How the Australian National Broadband Network is creating a digital divide in major cities
Technology choices are now impacting where people live even in advanced countries like Australia. In Australia, they are in the middle of a rollout of the “National Broadband Network” (NBN).
This was an Australian Labor Party pledge back in 2007 to provide 100MB/s fibre to the premise (FTTP) broadband to 93% of Australians, costing $A44Bn. The sorry saga is too much for a simple post, but in summaty but the Liberal Government when they came to power saw that the FTTP proposal could not be delivered for $A44BN so alternatives were sought including the slower fibre to the node (FTTN) where the “last mile” was delivered over existing (old) copper wire – resulting in 40MB max speeds.
Because part of the FTTP rollout was started, some cities have one street with fast internet, the other with slower, and more unreliable speeds. The ABC TV program “Four Corners” did a very good job of explaining where the NBN is now, and contrasted it with Dunedin in NZ where they have 1GB speeds to all homes. One key issue is there is a “digital divide” happening where home buyers are now asking if their home has NBN FFTP vs FTTN. How interesting that a technology decision can impact where we live.

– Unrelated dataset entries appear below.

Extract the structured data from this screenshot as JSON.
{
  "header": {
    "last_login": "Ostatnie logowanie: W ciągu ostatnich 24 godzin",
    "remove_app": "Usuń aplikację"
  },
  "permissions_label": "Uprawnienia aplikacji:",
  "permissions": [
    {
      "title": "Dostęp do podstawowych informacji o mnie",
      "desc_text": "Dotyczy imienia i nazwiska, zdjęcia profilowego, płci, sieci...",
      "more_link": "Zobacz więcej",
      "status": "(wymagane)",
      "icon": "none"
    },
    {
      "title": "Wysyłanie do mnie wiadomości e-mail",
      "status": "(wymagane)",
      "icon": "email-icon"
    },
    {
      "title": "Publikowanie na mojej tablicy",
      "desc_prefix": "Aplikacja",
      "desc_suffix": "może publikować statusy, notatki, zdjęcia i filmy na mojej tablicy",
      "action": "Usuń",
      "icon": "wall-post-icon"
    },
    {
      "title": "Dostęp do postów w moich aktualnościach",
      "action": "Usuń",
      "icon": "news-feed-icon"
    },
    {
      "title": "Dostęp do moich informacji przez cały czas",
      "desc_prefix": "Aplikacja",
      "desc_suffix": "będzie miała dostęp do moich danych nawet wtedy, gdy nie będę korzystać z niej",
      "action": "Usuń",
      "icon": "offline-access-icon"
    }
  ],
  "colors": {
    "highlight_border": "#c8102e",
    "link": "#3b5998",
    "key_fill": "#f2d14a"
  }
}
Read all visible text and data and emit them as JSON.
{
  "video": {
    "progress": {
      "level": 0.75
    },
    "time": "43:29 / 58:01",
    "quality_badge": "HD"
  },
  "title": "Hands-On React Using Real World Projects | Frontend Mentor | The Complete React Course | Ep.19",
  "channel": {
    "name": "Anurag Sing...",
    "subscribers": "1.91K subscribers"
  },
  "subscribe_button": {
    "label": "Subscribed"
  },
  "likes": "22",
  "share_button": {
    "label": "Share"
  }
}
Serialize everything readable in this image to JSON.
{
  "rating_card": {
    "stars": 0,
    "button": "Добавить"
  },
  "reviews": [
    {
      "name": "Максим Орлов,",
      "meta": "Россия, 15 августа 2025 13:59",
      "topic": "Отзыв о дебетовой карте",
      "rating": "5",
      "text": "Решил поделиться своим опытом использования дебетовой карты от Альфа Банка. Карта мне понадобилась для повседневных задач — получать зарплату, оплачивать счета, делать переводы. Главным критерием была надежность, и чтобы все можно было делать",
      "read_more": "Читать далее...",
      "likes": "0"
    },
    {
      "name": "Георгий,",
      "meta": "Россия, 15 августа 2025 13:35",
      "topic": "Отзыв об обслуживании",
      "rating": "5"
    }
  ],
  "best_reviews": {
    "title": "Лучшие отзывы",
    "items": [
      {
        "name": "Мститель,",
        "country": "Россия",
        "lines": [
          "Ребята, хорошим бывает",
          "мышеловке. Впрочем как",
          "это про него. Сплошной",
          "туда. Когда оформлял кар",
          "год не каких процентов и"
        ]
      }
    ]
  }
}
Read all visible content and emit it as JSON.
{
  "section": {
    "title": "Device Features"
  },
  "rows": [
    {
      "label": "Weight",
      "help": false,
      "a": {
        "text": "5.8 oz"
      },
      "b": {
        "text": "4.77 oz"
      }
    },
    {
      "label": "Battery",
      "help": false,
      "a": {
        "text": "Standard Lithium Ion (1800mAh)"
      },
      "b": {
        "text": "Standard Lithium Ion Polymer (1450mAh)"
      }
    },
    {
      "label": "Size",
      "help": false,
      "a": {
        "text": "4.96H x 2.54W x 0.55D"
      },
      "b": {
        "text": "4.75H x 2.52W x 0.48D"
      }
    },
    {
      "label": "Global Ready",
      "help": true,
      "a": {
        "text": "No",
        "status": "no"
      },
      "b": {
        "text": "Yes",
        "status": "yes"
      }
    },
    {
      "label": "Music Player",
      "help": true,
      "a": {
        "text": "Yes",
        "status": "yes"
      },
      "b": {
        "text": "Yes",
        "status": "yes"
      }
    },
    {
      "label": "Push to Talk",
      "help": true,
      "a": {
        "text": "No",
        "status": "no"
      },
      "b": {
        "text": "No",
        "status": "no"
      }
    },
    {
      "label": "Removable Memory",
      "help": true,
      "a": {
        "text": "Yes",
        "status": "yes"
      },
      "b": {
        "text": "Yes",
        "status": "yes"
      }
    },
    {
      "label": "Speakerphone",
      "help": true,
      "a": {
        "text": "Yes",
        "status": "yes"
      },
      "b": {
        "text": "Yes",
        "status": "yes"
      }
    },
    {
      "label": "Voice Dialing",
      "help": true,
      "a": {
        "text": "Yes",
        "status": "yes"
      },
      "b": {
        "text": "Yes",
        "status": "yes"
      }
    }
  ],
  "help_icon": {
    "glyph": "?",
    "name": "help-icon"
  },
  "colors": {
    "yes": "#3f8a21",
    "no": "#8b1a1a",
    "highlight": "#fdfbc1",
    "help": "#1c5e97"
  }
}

Watch the part of the 4 Corners Report that deals with this divide here.